    Journal of Physics Condensed Matter 10/2012; 24(49). · 2.22 Impact Factor

Publication Stats

3k Citations
720.97 Total Impact Points

Institutions
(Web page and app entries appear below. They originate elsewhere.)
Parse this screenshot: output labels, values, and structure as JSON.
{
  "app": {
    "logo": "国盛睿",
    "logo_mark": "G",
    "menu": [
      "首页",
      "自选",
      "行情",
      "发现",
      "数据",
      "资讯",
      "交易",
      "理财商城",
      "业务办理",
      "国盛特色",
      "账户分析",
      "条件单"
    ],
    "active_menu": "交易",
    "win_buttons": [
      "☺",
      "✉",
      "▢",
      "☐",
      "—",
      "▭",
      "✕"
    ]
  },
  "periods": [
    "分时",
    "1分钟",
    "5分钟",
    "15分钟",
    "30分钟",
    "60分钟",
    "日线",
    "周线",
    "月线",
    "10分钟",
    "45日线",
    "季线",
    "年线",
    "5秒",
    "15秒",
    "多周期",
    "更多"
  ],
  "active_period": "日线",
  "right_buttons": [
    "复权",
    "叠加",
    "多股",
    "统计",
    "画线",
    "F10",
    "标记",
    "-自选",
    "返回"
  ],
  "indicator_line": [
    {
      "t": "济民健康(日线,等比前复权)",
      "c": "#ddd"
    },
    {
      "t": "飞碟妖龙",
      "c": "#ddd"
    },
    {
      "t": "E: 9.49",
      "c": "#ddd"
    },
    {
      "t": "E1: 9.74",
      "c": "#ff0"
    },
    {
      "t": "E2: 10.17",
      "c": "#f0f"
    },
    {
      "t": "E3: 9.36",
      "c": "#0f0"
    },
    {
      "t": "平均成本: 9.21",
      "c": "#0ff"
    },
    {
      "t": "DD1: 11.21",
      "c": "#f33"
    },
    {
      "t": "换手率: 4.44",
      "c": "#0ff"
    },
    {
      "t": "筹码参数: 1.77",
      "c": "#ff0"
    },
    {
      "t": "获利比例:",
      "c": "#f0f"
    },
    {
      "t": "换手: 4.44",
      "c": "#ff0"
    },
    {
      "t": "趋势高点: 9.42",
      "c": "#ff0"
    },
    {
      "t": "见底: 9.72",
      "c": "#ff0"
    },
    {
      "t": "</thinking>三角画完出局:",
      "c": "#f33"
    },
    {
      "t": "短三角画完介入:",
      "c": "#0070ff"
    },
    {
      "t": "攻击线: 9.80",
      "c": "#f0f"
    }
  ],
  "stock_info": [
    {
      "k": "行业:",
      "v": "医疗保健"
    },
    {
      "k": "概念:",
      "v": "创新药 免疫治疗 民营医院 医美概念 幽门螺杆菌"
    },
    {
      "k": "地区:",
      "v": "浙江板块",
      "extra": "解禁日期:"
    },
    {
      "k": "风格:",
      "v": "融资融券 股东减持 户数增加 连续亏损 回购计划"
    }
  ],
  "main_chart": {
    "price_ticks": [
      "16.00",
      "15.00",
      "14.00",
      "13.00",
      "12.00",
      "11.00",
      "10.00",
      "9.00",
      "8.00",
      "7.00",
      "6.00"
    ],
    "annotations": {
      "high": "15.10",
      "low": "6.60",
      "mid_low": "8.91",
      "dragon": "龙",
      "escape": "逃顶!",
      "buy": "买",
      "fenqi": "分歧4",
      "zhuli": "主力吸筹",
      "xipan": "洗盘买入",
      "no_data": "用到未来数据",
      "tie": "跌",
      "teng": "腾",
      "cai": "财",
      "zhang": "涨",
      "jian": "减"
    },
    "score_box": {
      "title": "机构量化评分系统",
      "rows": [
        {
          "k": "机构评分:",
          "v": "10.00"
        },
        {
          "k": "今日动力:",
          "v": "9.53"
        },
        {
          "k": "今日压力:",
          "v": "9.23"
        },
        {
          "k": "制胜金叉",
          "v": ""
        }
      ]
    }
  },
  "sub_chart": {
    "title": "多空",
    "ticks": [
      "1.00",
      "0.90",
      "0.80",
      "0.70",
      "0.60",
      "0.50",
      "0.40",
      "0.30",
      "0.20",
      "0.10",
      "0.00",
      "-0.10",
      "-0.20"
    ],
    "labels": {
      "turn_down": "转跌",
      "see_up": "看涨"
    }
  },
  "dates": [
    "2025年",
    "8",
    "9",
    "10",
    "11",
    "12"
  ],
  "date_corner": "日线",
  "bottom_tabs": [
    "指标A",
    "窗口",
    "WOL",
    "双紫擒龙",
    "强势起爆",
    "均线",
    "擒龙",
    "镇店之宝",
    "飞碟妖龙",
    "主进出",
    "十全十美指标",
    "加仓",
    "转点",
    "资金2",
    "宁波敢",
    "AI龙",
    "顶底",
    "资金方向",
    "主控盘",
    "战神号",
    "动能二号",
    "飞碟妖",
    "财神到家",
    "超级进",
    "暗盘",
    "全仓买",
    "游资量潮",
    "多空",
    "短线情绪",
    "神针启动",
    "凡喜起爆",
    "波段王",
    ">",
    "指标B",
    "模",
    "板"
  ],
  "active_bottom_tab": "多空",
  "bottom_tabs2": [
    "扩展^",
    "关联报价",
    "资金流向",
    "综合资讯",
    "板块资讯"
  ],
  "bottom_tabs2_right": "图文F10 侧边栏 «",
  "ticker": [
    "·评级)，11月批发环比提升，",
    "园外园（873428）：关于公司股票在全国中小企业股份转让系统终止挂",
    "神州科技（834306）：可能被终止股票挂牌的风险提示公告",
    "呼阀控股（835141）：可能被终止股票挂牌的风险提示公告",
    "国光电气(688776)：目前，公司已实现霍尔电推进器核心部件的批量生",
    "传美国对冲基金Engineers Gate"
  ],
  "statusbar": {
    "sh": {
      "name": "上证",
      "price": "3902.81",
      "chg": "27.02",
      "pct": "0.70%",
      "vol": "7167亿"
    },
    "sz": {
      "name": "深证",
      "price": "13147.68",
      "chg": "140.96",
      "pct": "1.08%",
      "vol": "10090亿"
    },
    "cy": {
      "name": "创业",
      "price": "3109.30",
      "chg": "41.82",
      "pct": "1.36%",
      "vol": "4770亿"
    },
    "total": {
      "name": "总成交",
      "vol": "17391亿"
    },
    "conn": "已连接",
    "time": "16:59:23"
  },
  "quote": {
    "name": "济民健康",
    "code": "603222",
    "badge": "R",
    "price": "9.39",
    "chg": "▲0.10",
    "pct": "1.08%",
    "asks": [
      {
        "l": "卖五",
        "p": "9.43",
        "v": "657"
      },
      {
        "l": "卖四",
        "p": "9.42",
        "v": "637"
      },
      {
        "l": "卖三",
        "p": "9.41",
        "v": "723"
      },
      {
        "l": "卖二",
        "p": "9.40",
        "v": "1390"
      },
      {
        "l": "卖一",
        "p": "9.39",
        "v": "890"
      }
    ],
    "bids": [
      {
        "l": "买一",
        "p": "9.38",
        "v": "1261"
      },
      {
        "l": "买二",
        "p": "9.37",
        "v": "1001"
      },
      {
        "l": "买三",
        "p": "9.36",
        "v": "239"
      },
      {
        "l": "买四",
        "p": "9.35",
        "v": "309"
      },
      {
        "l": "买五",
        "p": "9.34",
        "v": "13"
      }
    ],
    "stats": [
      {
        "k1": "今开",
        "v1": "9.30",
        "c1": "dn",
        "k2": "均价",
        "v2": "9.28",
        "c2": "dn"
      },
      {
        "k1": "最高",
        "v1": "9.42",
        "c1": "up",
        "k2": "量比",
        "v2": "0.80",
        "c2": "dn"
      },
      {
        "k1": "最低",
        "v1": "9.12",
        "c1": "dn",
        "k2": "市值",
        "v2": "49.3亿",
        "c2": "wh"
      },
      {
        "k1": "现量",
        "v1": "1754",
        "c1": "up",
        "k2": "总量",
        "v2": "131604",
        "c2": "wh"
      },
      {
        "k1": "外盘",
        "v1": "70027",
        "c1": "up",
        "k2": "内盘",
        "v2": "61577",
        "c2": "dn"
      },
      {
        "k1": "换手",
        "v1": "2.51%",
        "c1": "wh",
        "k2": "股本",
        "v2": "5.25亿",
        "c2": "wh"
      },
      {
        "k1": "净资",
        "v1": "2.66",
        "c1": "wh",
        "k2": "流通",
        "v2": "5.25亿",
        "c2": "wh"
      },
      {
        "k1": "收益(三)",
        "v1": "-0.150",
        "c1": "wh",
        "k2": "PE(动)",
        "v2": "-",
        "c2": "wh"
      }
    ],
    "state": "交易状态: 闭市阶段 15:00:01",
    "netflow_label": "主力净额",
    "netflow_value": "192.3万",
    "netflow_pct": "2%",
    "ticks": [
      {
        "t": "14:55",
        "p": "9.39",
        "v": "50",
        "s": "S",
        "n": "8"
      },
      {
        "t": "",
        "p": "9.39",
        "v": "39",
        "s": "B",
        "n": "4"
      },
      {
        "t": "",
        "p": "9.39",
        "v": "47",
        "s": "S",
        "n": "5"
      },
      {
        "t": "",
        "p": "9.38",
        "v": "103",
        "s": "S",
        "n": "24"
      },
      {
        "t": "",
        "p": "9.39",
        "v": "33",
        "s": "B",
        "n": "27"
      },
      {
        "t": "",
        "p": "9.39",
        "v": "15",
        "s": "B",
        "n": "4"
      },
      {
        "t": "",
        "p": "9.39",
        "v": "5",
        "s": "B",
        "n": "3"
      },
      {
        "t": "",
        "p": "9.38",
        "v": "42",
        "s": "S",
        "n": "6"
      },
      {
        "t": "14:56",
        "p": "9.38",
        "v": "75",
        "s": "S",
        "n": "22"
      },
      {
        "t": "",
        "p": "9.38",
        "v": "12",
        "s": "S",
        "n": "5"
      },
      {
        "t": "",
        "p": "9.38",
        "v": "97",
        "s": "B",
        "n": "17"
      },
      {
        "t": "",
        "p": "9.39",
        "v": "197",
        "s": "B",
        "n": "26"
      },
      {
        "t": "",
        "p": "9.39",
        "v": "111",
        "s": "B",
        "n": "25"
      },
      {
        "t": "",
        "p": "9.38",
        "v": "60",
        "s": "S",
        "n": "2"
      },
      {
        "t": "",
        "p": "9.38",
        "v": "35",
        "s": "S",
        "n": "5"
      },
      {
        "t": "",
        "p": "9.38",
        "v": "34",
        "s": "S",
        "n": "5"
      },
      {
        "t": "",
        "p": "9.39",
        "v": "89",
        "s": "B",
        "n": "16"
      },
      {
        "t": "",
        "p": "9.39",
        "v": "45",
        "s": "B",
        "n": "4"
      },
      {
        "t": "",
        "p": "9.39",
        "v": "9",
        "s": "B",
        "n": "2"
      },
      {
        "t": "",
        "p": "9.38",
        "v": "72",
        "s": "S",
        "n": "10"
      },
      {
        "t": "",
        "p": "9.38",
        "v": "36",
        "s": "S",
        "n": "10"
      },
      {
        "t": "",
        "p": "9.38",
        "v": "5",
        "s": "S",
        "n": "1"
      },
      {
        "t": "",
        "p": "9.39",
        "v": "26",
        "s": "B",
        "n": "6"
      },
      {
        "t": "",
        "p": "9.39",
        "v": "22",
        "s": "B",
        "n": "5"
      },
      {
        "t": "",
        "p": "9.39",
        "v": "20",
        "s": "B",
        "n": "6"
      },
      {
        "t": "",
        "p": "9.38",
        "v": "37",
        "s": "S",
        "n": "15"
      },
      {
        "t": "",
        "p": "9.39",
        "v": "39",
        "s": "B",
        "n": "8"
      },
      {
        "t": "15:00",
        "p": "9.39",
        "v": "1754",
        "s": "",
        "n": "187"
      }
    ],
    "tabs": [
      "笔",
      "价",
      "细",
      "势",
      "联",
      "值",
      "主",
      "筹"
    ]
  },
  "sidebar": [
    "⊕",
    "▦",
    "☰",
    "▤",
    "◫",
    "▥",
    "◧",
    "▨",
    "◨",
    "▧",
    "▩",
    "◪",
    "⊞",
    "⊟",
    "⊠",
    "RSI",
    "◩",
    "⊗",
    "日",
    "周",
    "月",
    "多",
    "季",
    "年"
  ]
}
  • 2014
    • Los Alamos National Laboratory
      • Shock and Detonation Physics Group (DE-9)
      Los Alamos, California, United States
  • 1993–2014
    • University of Alabama at Birmingham
      • • Department of Physics
      • • Department of Materials Science and Engineering
      Birmingham, Alabama, United States
  • 1991–2014
    • Lawrence Livermore National Laboratory
      • Condensed Matter and Materials Division
      Livermore, California, United States
  • 2013
    • University of Maryland, College Park
      • Department of Physics
      College Park, MD, United States
  • 2011
    • University of California, San Diego
      • Department of Physics
      San Diego, CA, United States
  • 1985–2011
    • Cornell University
      • Department of Materials Science and Engineering
      Ithaca, New York, United States
  • 1977–2001
    • Bhabha Atomic Research Centre
      • Chemistry Division
      Mumbai, State of Maharashtra, India
  • 1982–2000
    • Universität Paderborn
      Paderborn, North Rhine-Westphalia, Germany
  • 1994–1995
    • University of Alabama
      Tuscaloosa, Alabama, United States